Items from a data source:
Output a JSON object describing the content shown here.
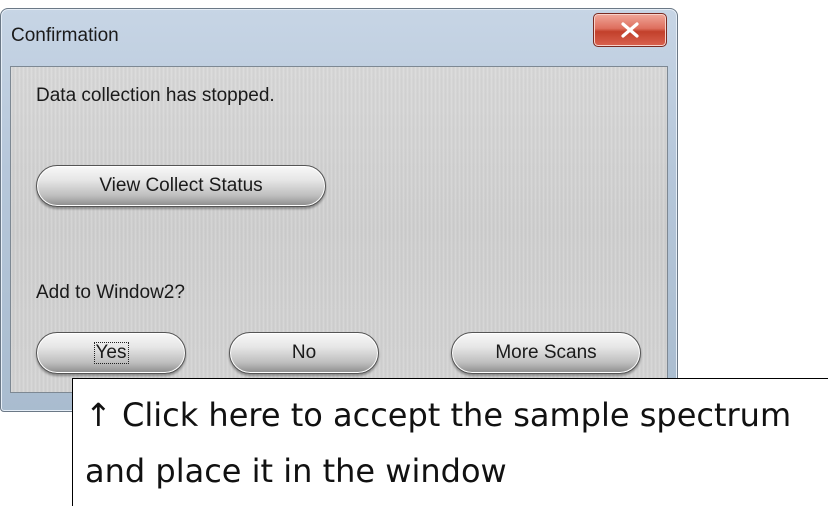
{
  "dialog": {
    "title": "Confirmation",
    "message": "Data collection has stopped.",
    "view_button_label": "View Collect Status",
    "question": "Add to Window2?",
    "buttons": {
      "yes": "Yes",
      "no": "No",
      "more": "More Scans"
    },
    "close_icon": "close-icon"
  },
  "callout": {
    "text": "↑ Click here to accept the sample spectrum and place it in the window"
  }
}
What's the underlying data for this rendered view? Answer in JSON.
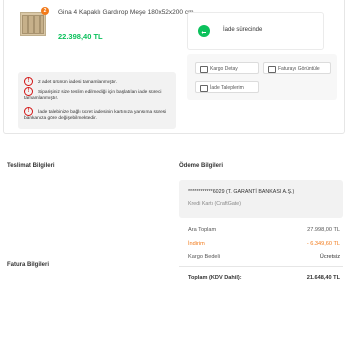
{
  "order_item": {
    "quantity_badge": "2",
    "product_title": "Gina 4 Kapaklı Gardırop Meşe 180x52x200 cm",
    "price": "22.398,40 TL",
    "notes": [
      "2 adet ürünün iadesi tamamlanmıştır.",
      "Siparişiniz size teslim edilmediği için başlatılan iade süreci tamamlanmıştır.",
      "İade talebinize bağlı ücret iadesinin kartınıza yansıma süresi bankanıza göre değişebilmektedir."
    ],
    "status_text": "İade sürecinde",
    "buttons": {
      "cargo_detail": "Kargo Detay",
      "invoice": "Faturayı Görüntüle",
      "return_requests": "İade Taleplerim"
    }
  },
  "sections": {
    "delivery_title": "Teslimat Bilgileri",
    "payment_title": "Ödeme Bilgileri",
    "invoice_title": "Fatura Bilgileri"
  },
  "payment": {
    "card_number": "************6029 (T. GARANTİ BANKASI A.Ş.)",
    "card_type": "Kredi Kartı (CraftGate)",
    "rows": [
      {
        "label": "Ara Toplam",
        "value": "27.998,00 TL"
      },
      {
        "label": "İndirim",
        "value": "- 6.349,60 TL"
      },
      {
        "label": "Kargo Bedeli",
        "value": "Ücretsiz"
      }
    ],
    "total_label": "Toplam (KDV Dahil):",
    "total_value": "21.648,40 TL"
  },
  "colors": {
    "accent_orange": "#f27a1a",
    "price_green": "#0bc15c",
    "warning_red": "#d21313",
    "discount_orange": "#f27a1a"
  },
  "icons": [
    "warning-icon",
    "return-status-icon",
    "cargo-icon",
    "invoice-icon",
    "return-requests-icon"
  ]
}
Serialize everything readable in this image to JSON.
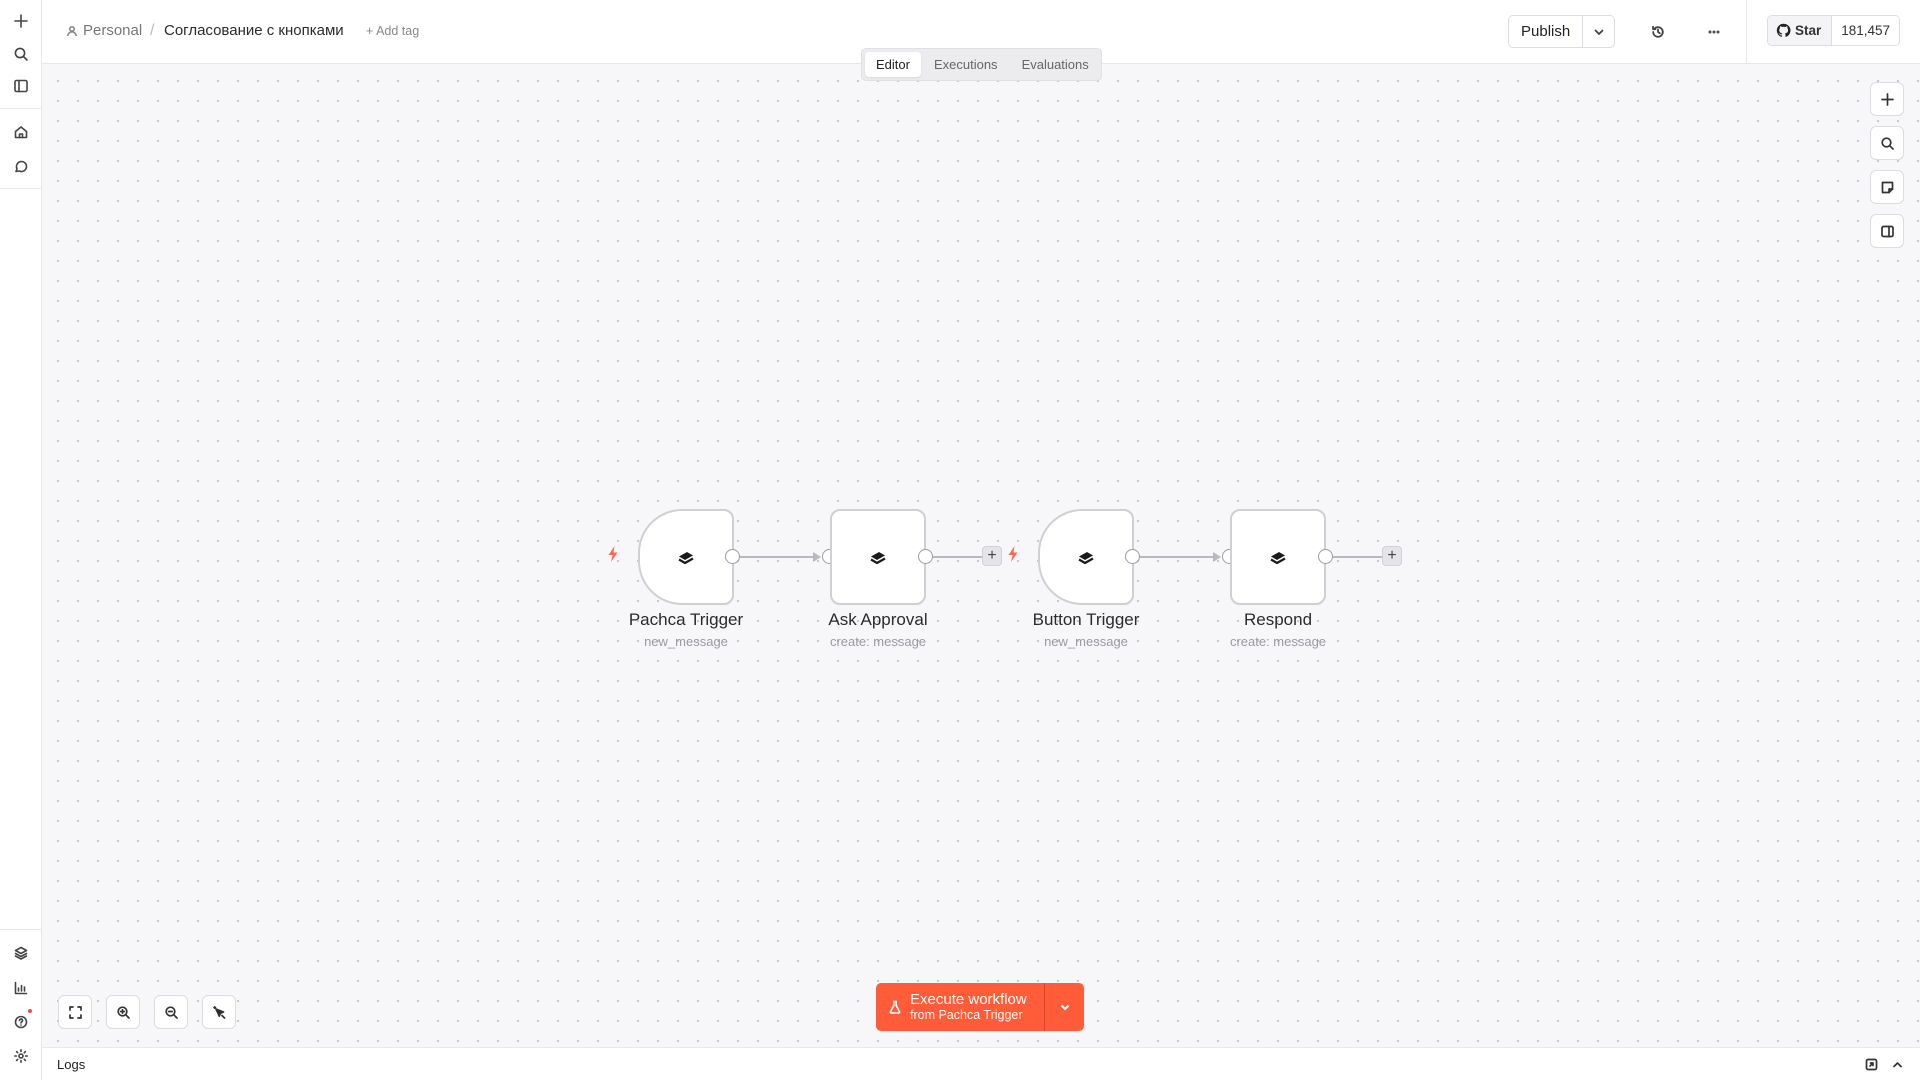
{
  "breadcrumb": {
    "project": "Personal",
    "separator": "/",
    "workflow_name": "Согласование с кнопками",
    "add_tag": "+ Add tag"
  },
  "header": {
    "publish_label": "Publish",
    "github_star_label": "Star",
    "github_star_count": "181,457"
  },
  "tabs": [
    {
      "label": "Editor",
      "active": true
    },
    {
      "label": "Executions",
      "active": false
    },
    {
      "label": "Evaluations",
      "active": false
    }
  ],
  "nodes": [
    {
      "title": "Pachca Trigger",
      "subtitle": "new_message",
      "kind": "trigger"
    },
    {
      "title": "Ask Approval",
      "subtitle": "create: message",
      "kind": "action"
    },
    {
      "title": "Button Trigger",
      "subtitle": "new_message",
      "kind": "trigger"
    },
    {
      "title": "Respond",
      "subtitle": "create: message",
      "kind": "action"
    }
  ],
  "execute": {
    "label": "Execute workflow",
    "sublabel": "from Pachca Trigger"
  },
  "logs": {
    "label": "Logs"
  },
  "colors": {
    "accent": "#ff5c3a",
    "trigger_bolt": "#ff6a55",
    "canvas_bg": "#f7f6f9",
    "node_border": "#cfcfd4"
  }
}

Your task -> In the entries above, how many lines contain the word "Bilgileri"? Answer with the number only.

Task result -> 3